From the first record through the last, copy each one exactly.

====

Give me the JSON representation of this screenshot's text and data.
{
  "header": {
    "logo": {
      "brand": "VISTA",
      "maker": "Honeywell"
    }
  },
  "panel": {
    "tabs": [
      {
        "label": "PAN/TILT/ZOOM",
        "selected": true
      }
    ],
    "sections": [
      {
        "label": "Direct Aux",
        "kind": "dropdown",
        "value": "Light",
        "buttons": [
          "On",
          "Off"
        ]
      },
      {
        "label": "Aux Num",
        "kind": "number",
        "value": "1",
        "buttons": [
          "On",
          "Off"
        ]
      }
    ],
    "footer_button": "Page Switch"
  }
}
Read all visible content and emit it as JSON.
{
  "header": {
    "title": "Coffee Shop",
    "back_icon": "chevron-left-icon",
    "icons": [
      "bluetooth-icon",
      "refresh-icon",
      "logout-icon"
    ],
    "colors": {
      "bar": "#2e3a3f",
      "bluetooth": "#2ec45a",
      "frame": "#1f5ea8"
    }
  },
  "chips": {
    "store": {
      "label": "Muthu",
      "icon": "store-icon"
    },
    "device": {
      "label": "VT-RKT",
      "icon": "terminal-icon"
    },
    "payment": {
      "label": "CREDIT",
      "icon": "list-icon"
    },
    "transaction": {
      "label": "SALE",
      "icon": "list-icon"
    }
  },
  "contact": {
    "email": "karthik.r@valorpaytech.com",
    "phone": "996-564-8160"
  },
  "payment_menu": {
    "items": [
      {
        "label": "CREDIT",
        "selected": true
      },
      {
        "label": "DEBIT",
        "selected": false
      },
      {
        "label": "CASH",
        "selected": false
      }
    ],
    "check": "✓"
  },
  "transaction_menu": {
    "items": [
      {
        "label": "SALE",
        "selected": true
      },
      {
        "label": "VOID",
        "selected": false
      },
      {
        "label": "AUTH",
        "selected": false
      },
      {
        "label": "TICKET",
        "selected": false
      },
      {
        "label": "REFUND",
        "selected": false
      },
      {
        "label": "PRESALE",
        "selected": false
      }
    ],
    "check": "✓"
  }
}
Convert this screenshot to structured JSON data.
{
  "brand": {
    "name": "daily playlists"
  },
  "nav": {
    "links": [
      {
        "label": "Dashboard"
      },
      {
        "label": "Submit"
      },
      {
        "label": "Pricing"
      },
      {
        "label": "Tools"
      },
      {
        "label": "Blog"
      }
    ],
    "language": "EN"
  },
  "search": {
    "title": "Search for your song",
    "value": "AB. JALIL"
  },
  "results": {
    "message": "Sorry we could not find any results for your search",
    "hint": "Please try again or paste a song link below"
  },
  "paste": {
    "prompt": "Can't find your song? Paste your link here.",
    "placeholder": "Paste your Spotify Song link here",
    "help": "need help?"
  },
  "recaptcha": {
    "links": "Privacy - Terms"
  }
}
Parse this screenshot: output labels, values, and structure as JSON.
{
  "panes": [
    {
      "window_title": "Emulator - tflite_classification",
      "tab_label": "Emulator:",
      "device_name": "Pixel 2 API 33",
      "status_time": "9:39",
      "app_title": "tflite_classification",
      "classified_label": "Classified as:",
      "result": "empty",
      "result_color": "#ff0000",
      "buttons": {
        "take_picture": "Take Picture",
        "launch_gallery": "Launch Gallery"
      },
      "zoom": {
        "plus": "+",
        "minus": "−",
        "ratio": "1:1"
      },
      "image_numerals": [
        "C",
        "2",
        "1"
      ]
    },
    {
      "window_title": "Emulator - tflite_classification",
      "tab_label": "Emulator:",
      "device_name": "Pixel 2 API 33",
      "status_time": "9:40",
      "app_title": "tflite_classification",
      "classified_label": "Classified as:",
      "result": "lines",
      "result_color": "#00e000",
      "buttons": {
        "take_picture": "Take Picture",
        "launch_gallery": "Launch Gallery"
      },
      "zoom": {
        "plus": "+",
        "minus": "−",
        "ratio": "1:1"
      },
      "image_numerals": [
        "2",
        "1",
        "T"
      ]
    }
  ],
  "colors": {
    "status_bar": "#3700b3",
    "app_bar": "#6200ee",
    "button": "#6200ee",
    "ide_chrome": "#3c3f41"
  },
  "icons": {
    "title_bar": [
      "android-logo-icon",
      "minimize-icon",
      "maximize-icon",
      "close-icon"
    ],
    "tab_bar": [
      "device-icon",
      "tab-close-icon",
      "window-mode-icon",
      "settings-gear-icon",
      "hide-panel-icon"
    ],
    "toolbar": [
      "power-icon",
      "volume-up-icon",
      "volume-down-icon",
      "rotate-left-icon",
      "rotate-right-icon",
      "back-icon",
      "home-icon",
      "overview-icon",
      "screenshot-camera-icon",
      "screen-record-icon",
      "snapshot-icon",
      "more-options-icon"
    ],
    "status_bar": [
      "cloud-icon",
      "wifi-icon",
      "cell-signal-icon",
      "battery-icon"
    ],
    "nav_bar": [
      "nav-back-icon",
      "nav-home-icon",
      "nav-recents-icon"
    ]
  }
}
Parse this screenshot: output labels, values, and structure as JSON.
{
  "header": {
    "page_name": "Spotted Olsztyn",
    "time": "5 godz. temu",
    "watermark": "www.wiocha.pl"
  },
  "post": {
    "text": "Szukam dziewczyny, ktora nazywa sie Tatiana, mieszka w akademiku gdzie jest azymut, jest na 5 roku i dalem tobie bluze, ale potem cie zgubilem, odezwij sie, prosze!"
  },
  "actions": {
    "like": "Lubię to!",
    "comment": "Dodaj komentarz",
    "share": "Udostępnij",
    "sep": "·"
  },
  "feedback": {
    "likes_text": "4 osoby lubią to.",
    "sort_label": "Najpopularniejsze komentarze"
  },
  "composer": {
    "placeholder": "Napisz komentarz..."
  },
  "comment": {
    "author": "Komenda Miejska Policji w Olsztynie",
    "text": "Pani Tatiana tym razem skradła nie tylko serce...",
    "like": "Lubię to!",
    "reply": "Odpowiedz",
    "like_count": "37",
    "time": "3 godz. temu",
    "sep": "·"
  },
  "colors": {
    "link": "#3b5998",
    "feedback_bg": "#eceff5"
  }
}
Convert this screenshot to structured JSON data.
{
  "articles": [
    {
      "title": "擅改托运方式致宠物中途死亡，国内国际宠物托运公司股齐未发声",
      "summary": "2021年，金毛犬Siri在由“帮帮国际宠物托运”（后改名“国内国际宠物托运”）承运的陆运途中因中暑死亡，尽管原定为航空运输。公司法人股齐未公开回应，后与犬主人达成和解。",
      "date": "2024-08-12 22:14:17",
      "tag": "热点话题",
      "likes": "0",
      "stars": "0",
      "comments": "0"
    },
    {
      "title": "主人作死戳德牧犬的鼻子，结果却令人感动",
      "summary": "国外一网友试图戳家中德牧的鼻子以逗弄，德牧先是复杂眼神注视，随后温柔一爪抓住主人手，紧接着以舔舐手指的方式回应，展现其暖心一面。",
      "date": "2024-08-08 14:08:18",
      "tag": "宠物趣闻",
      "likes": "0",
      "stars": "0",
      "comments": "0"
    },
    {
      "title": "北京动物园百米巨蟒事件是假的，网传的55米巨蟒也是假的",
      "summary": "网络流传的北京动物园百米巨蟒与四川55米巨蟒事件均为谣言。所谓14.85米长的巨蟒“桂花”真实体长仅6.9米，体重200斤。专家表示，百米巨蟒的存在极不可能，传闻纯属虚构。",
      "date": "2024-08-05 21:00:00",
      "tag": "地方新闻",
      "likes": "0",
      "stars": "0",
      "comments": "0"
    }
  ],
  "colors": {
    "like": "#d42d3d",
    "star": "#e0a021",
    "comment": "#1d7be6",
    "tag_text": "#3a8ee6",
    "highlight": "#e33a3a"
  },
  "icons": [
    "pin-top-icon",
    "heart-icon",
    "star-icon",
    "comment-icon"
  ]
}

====

> _Solution to this exercise_
Give me the JSON representation of this screenshot's text and data.
{
  "header": {
    "logo": {
      "brand": "VISTA",
      "maker": "Honeywell"
    }
  },
  "panel": {
    "tabs": [
      {
        "label": "PAN/TILT/ZOOM",
        "selected": true
      }
    ],
    "sections": [
      {
        "label": "Direct Aux",
        "kind": "dropdown",
        "value": "Light",
        "buttons": [
          "On",
          "Off"
        ]
      },
      {
        "label": "Aux Num",
        "kind": "number",
        "value": "1",
        "buttons": [
          "On",
          "Off"
        ]
      }
    ],
    "footer_button": "Page Switch"
  }
}
Read all visible content and emit it as JSON.
{
  "header": {
    "title": "Coffee Shop",
    "back_icon": "chevron-left-icon",
    "icons": [
      "bluetooth-icon",
      "refresh-icon",
      "logout-icon"
    ],
    "colors": {
      "bar": "#2e3a3f",
      "bluetooth": "#2ec45a",
      "frame": "#1f5ea8"
    }
  },
  "chips": {
    "store": {
      "label": "Muthu",
      "icon": "store-icon"
    },
    "device": {
      "label": "VT-RKT",
      "icon": "terminal-icon"
    },
    "payment": {
      "label": "CREDIT",
      "icon": "list-icon"
    },
    "transaction": {
      "label": "SALE",
      "icon": "list-icon"
    }
  },
  "contact": {
    "email": "karthik.r@valorpaytech.com",
    "phone": "996-564-8160"
  },
  "payment_menu": {
    "items": [
      {
        "label": "CREDIT",
        "selected": true
      },
      {
        "label": "DEBIT",
        "selected": false
      },
      {
        "label": "CASH",
        "selected": false
      }
    ],
    "check": "✓"
  },
  "transaction_menu": {
    "items": [
      {
        "label": "SALE",
        "selected": true
      },
      {
        "label": "VOID",
        "selected": false
      },
      {
        "label": "AUTH",
        "selected": false
      },
      {
        "label": "TICKET",
        "selected": false
      },
      {
        "label": "REFUND",
        "selected": false
      },
      {
        "label": "PRESALE",
        "selected": false
      }
    ],
    "check": "✓"
  }
}
Convert this screenshot to structured JSON data.
{
  "brand": {
    "name": "daily playlists"
  },
  "nav": {
    "links": [
      {
        "label": "Dashboard"
      },
      {
        "label": "Submit"
      },
      {
        "label": "Pricing"
      },
      {
        "label": "Tools"
      },
      {
        "label": "Blog"
      }
    ],
    "language": "EN"
  },
  "search": {
    "title": "Search for your song",
    "value": "AB. JALIL"
  },
  "results": {
    "message": "Sorry we could not find any results for your search",
    "hint": "Please try again or paste a song link below"
  },
  "paste": {
    "prompt": "Can't find your song? Paste your link here.",
    "placeholder": "Paste your Spotify Song link here",
    "help": "need help?"
  },
  "recaptcha": {
    "links": "Privacy - Terms"
  }
}
Parse this screenshot: output labels, values, and structure as JSON.
{
  "panes": [
    {
      "window_title": "Emulator - tflite_classification",
      "tab_label": "Emulator:",
      "device_name": "Pixel 2 API 33",
      "status_time": "9:39",
      "app_title": "tflite_classification",
      "classified_label": "Classified as:",
      "result": "empty",
      "result_color": "#ff0000",
      "buttons": {
        "take_picture": "Take Picture",
        "launch_gallery": "Launch Gallery"
      },
      "zoom": {
        "plus": "+",
        "minus": "−",
        "ratio": "1:1"
      },
      "image_numerals": [
        "C",
        "2",
        "1"
      ]
    },
    {
      "window_title": "Emulator - tflite_classification",
      "tab_label": "Emulator:",
      "device_name": "Pixel 2 API 33",
      "status_time": "9:40",
      "app_title": "tflite_classification",
      "classified_label": "Classified as:",
      "result": "lines",
      "result_color": "#00e000",
      "buttons": {
        "take_picture": "Take Picture",
        "launch_gallery": "Launch Gallery"
      },
      "zoom": {
        "plus": "+",
        "minus": "−",
        "ratio": "1:1"
      },
      "image_numerals": [
        "2",
        "1",
        "T"
      ]
    }
  ],
  "colors": {
    "status_bar": "#3700b3",
    "app_bar": "#6200ee",
    "button": "#6200ee",
    "ide_chrome": "#3c3f41"
  },
  "icons": {
    "title_bar": [
      "android-logo-icon",
      "minimize-icon",
      "maximize-icon",
      "close-icon"
    ],
    "tab_bar": [
      "device-icon",
      "tab-close-icon",
      "window-mode-icon",
      "settings-gear-icon",
      "hide-panel-icon"
    ],
    "toolbar": [
      "power-icon",
      "volume-up-icon",
      "volume-down-icon",
      "rotate-left-icon",
      "rotate-right-icon",
      "back-icon",
      "home-icon",
      "overview-icon",
      "screenshot-camera-icon",
      "screen-record-icon",
      "snapshot-icon",
      "more-options-icon"
    ],
    "status_bar": [
      "cloud-icon",
      "wifi-icon",
      "cell-signal-icon",
      "battery-icon"
    ],
    "nav_bar": [
      "nav-back-icon",
      "nav-home-icon",
      "nav-recents-icon"
    ]
  }
}
Parse this screenshot: output labels, values, and structure as JSON.
{
  "header": {
    "page_name": "Spotted Olsztyn",
    "time": "5 godz. temu",
    "watermark": "www.wiocha.pl"
  },
  "post": {
    "text": "Szukam dziewczyny, ktora nazywa sie Tatiana, mieszka w akademiku gdzie jest azymut, jest na 5 roku i dalem tobie bluze, ale potem cie zgubilem, odezwij sie, prosze!"
  },
  "actions": {
    "like": "Lubię to!",
    "comment": "Dodaj komentarz",
    "share": "Udostępnij",
    "sep": "·"
  },
  "feedback": {
    "likes_text": "4 osoby lubią to.",
    "sort_label": "Najpopularniejsze komentarze"
  },
  "composer": {
    "placeholder": "Napisz komentarz..."
  },
  "comment": {
    "author": "Komenda Miejska Policji w Olsztynie",
    "text": "Pani Tatiana tym razem skradła nie tylko serce...",
    "like": "Lubię to!",
    "reply": "Odpowiedz",
    "like_count": "37",
    "time": "3 godz. temu",
    "sep": "·"
  },
  "colors": {
    "link": "#3b5998",
    "feedback_bg": "#eceff5"
  }
}
Convert this screenshot to structured JSON data.
{
  "articles": [
    {
      "title": "擅改托运方式致宠物中途死亡，国内国际宠物托运公司股齐未发声",
      "summary": "2021年，金毛犬Siri在由“帮帮国际宠物托运”（后改名“国内国际宠物托运”）承运的陆运途中因中暑死亡，尽管原定为航空运输。公司法人股齐未公开回应，后与犬主人达成和解。",
      "date": "2024-08-12 22:14:17",
      "tag": "热点话题",
      "likes": "0",
      "stars": "0",
      "comments": "0"
    },
    {
      "title": "主人作死戳德牧犬的鼻子，结果却令人感动",
      "summary": "国外一网友试图戳家中德牧的鼻子以逗弄，德牧先是复杂眼神注视，随后温柔一爪抓住主人手，紧接着以舔舐手指的方式回应，展现其暖心一面。",
      "date": "2024-08-08 14:08:18",
      "tag": "宠物趣闻",
      "likes": "0",
      "stars": "0",
      "comments": "0"
    },
    {
      "title": "北京动物园百米巨蟒事件是假的，网传的55米巨蟒也是假的",
      "summary": "网络流传的北京动物园百米巨蟒与四川55米巨蟒事件均为谣言。所谓14.85米长的巨蟒“桂花”真实体长仅6.9米，体重200斤。专家表示，百米巨蟒的存在极不可能，传闻纯属虚构。",
      "date": "2024-08-05 21:00:00",
      "tag": "地方新闻",
      "likes": "0",
      "stars": "0",
      "comments": "0"
    }
  ],
  "colors": {
    "like": "#d42d3d",
    "star": "#e0a021",
    "comment": "#1d7be6",
    "tag_text": "#3a8ee6",
    "highlight": "#e33a3a"
  },
  "icons": [
    "pin-top-icon",
    "heart-icon",
    "star-icon",
    "comment-icon"
  ]
}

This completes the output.